A Philosophy of Tools For Novices

I have just released a tool for making Twitterbots, called Cheap Bots, Done Quick. I feel pretty pleased with it, and it provides a good context for talking about my approach for making tools for novices (a disclaimer - most of the heavy lifting was done by Kate Compton, in developing the Tracery syntax and library. I don't speak for her, though). First up, I should say that this doesn't apply to all tools, but I do think it's useful if you're making a tool that aims to democratize some aspect of creation. Please don't remake Unity along these principles.

The main principle is that the tool should be as simple as possible when first approached. This means, of course, removing all unnecessary options and making as many decisions as you can for the user. But it goes deeper - it also means giving them a simple, consistent (but still powerful) conceptual metaphor to bind everything to. Take the example of Twine - the conceptual stuff you need to onboard is the concept of nodes, the concept of links, and a few details like stories always starting at Start. These are reified visually, making these organizing concepts the most prominent things - this helps immensely in making these concepts comprehensible quickly to naive users. With CBDQ, the important concepts are that of random selection from a list, and #hash markers# expanding out to the matching symbols. There's no nice visual representation, but I do the next best thing by having a simple example to start from that implicitly explains these two rules (plus the fiddly one about starting from origin).

There's more advanced functionality in both of these tools. Tracery has modifiers and variables, Twine has macros. But in both cases (less so with Twine 2 than Twine 1) these extensions are awkward and kinda hidden away. More advanced users will use them and find them, but by that point they're committed to this tool, and they can endure awkwardness and unintuitive logic. This obviously connects to Worse Is Better, but I think an even more powerful perspective is Olia Lialina's Turing Complete User. People will always find their own uses for things if you give them sufficiently powerful tools, and they will apply ingenuity to that purpose. Simplify the tools too radically, bury them in slick UI that doesn't interoperate with anything else - and there's no purchase for them to dig into. I've made a series of scripts that take Twine source files and mangles them and produces C# equivalents that can run in Unity. I've used Sublime Text's extensive Find and Replace features to take corpuses and convert them to JSON representation for feeding into CBDQ. Users find their own way of working with things, if you just give them enough points of friction to attach to.

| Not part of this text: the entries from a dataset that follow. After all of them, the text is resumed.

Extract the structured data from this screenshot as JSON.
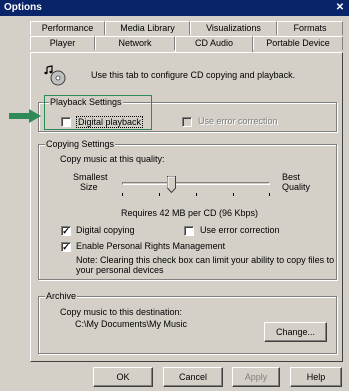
{
  "window": {
    "title": "Options",
    "close_glyph": "✕"
  },
  "tabs": {
    "back_row": [
      "Performance",
      "Media Library",
      "Visualizations",
      "Formats"
    ],
    "front_row": [
      "Player",
      "Network",
      "CD Audio",
      "Portable Device"
    ],
    "active": "CD Audio"
  },
  "intro": {
    "icon": "cd-music-icon",
    "text": "Use this tab to configure CD copying and playback."
  },
  "playback": {
    "title": "Playback Settings",
    "digital_playback": {
      "label": "Digital playback",
      "checked": false
    },
    "error_correction": {
      "label": "Use error correction",
      "checked": false,
      "enabled": false
    }
  },
  "copying": {
    "title": "Copying Settings",
    "quality_label": "Copy music at this quality:",
    "min_label_1": "Smallest",
    "min_label_2": "Size",
    "max_label_1": "Best",
    "max_label_2": "Quality",
    "slider_level": 0.33,
    "requirement": "Requires 42 MB per CD (96 Kbps)",
    "digital_copying": {
      "label": "Digital copying",
      "checked": true
    },
    "copy_error_correction": {
      "label": "Use error correction",
      "checked": false
    },
    "drm": {
      "label": "Enable Personal Rights Management",
      "checked": true
    },
    "note_1": "Note: Clearing this check box can limit your ability to copy files to",
    "note_2": "your personal devices"
  },
  "archive": {
    "title": "Archive",
    "dest_label": "Copy music to this destination:",
    "path": "C:\\My Documents\\My Music",
    "change_button": "Change..."
  },
  "footer": {
    "ok": "OK",
    "cancel": "Cancel",
    "apply": "Apply",
    "help": "Help"
  },
  "colors": {
    "titlebar": "#0a246a",
    "dialog": "#d4d0c8",
    "callout": "#2e8b57"
  },
  "callout_icon": "green-arrow-icon"
}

There's a way of looking at this that considers this game design - designing the learning curve that users of a tool can go on. It should start out as accessible as possible - you should be able to dive in immediately and start seeing results. But the ideal learning curve is not necessarily low and shallow - there's satisfaction to be found progressing up, learning how to manipulate probabilities first one way, then another. Refining your results, learning the grain of the material - and then discovering the advanced features like complicated variable tracking macros or symbol expansion or automatic pluralizing. None of which is hidden, per se - in CBDQ's case, it's clearly linked from the introductory text on the same page you're working in. But reading the instructions is high-level play, if the example is enough to get you working. Unnecessary complication is bad - but given a tradeoff of a slight increase in complexity at the start, or a large increase in awkwardness for a pro feature, the answer is obvious for me.

And then there's always the escape valve that's also linked up there at the top. If you want to self-host, if you want to take the bot you've worked on and add features the tool doesn't support - then you can, and you can start from where you were at with CBDQ (uh, once you get everything working reliably, which is a non-trivial feat of sys-adminning. Which is why CBDQ exists at all). Ultimately the aim of CBDQ is to make bot-making accessible for everyone - for people who just want to quickly tinker and will only make a single thing, for people who will stay with the tool and start to learn all it's quirks and corners, for people who will soon outgrow it and start out on their own path of making beautiful generative art and poetry.

27 May 2015